Throw in playoff implications and no wonder the San Francisco 49ers and Seattle Seahawks were given a prime-time showcase.
“There is something about them, man. They’re basically the same team as us and I just hate that fact,” Seattle safety Kam Chancellor said.
The 49ers and Seahawks’ fierce rivalry will be in full view before a national TV audience on Sunday night. And the stakes are high.
San Francisco (10-3-1) needs one win in its final two games to clinch a second NFC West title in a row. Nearly 20 years ago was the last time the 49ers claimed consecutive division crowns, and wins the final two weeks would assure the San Francisco at least a first-round playoff bye.
Seattle (9-5) needs one victory to clinch at least a wild-card berth. Two wins and an unlikely San Francisco loss in the finale against Arizona would give the Seahawks the division title, although hopes of a division crown all but ended when the 49ers held on to beat New England last week.
Sunday night provides an opportunity for Seattle to prove its legitimacy. The Seahawks’ three consecutive wins and two 50-point outbursts caught the NFL’s attention. But those victories came against fading Chicago, Arizona and Buffalo.
Beat the 49ers and Seattle becomes one of those teams no one in the NFC wants to see in the postseason.
“In December you want to be the hot team,” San Francisco running back Frank Gore said. “We know that if we get the win we can win the division. They’ve been playing great. I think they got better as a team each week since they played us.”
The 49ers must avoid any letdown from last week’s wild 41-34 win at New England and solve Seattle’s impenetrable home-field advantage. The Seahawks are 6-0 at home, their last loss at CenturyLink Field coming in Week 16 of 2011 to the 49ers.
It’ll be Colin Kaepernick’s first venture into the loudest environment in the NFL, another chance for Seattle QB Russell Wilson to strengthen his late-season surge into top offensive rookie consideration, and another meeting between coaches Pete Carroll and Jim Harbaugh.
“It feels good to know that you’re playing for something,” 49ers linebacker Patrick Willis said. “We have a playoff berth, but we want the division.”
The reunion of Harbaugh and Carroll brings together a pair with similar coaching beliefs and diametrically opposite personalities. They share a love of khakis, winning and not caring what others think about their coaching styles.
The two coaches traded barbs this week about not sharing Christmas cards with one another. Undoubtedly there won’t be any birthday gifts waiting for Harbaugh when he shows up at CenturyLink Field even though he turns 49 Sunday.
“I understand they didn’t get our Christmas card yet. I have to check the list,” Carroll joked this week.
While there are little similarities in the demeanor of their coaches, there is no denying after 15 weeks how much the teams mirror each other.
Statistically, they are nearly the same. They are Nos. 2 and 3 in the league in rushing the ball, and in total defense, the base principles each preach. They rank Nos. 1 and 2 in scoring defense, with the 49ers slightly ahead by allowing one less point. Even numbers like time of possession average, penalties and sacks are even or nearly the same.

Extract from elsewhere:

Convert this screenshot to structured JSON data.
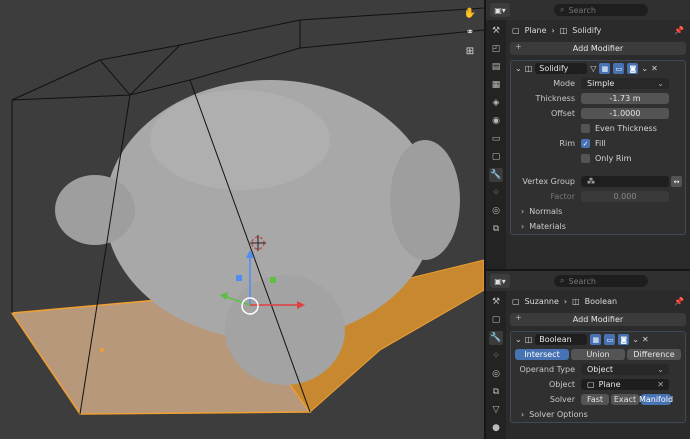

They’ve even punted almost exactly the same number of times: 49 for the Seahawks, 50 for the 49ers.
“I can’t help but see that because they believe in playing big-time defense as well as us, they believe in the running game, which we do, and they have a very strong emphasis on special teams, which we do,” Carroll said. “I think that’s really the three pillars of what we’re trying to put together here, that’s what I know we’re dealing with. I don’t know how they speak it or how they talk about it, but it’s certainly what’s obvious about their team.”
The belief about the Seahawks has morphed over the past three weeks as they have suddenly grown into a scoring machine. Beginning with the fourth-quarter of their overtime win at Chicago in Week 13, the Seahawks have outscored their opponents 121-20 in the last nine quarters plus an overtime. The offensive potency has been a mixture of Wilson’s running and passing, and gashing runs from Marshawn Lynch, who has just 21 carries the last two weeks but rushed for 241 yards combined in those victories.
Not to be outdone, Kaepernick and the 49ers aren’t struggling for points. Since Kaepernick took over as the starter on Nov. 19, San Francisco has topped 25 points in all four victories, giving an added element of his big arm and running ability to the offense.
Seattle’s defensive front was exposed in the first meeting by San Francisco’s wrinkle of using trap runs. Linebacker K.J. Wright said at all the different levels he’s played, he never saw a trap play until Gore came sprinting through gaping holes with defenders completely out of place. Gore rushed for a season-high 131 yards and Wilson struggled through his worst game of the season, flustered by the 49ers’ pass rush and key drops by his own receivers.
“It’s a championship game. That’s the way we approach it this week,” Wilson said. “It’s a championship game and we’re going to have to prepare and play like it.”